Assuming a 30s f/4 exposure that reaches maximum saturation at ISO 12800, the charge of that signal is 520e- (according to sensorgen.info). Therefor, assuming the exact same exposure is used for all other ISO settings...the signal, as well as the photon noise, will be IDENTICAL. (Charge in the photodiode is a product of light over time...which is affected by ONLY aperture and shutter speed.) What changes as we reduce ISO is that read noise begins to rise. Since the scale is logarithmic, ISO settings 800 through 12800 have little difference in read noise (particularly 1600 through 12800). Once we reach ISO 400, read noise starts to rise to the point where it is a greater ratio of the overall signal than photon noise.

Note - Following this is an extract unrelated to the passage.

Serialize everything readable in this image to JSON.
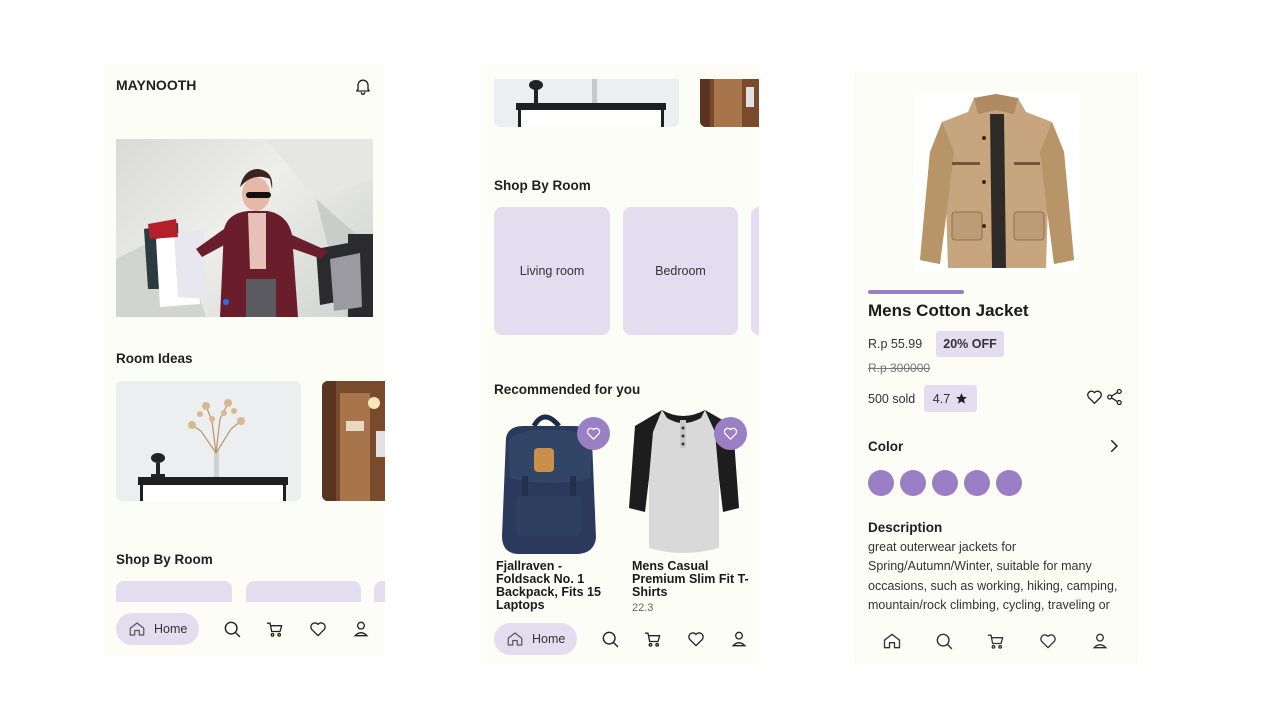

The key difference between shooting at ISO 12800, and shooting at ISO 400, is the saturation point (green bars). At ISO 12800, read noise is low, and the signal saturates, so you'll have a bright, colorful image strait out of camera. At ISO 400, the signal is a small fraction (520e-) of the saturation point (18273e-), and will this require a significant boost to exposure in post to look the same as the ISO 12800 shot. If one does shoot at ISO 400 and correct exposure in post, then overall noise constitutes a significant factor of the signal. The read noise floor, below which useful information effectively does not exist, is almost as high as photon shot noise. Such a post-process exposure boost would result in a high degree of banding and color noise, likely right up through the midtones.
For an extreme example, if one were to shoot at ISO 100, read noise becomes the primary contributor of noise (in this particular example...keep in mind, at ISO 100, the image is severely underexposed relative to the saturation point.) Boosting an ISO 100 exposure in this case (which, in order to simulate what the ISO 12800 shot produced, would have to be a SIX STOP BOOST) would result in significant banding and color noise. The following diagram demonstrates how noise, both read and photon shot, are amplified by correcting exposure in post for ISO 100 - 6400, in order to match the ISO 12800 exposure:
Remember that the scale here is logarithmic, so the amount of noise for each successively lower ISO setting is exponentially higher after exposure correction in post.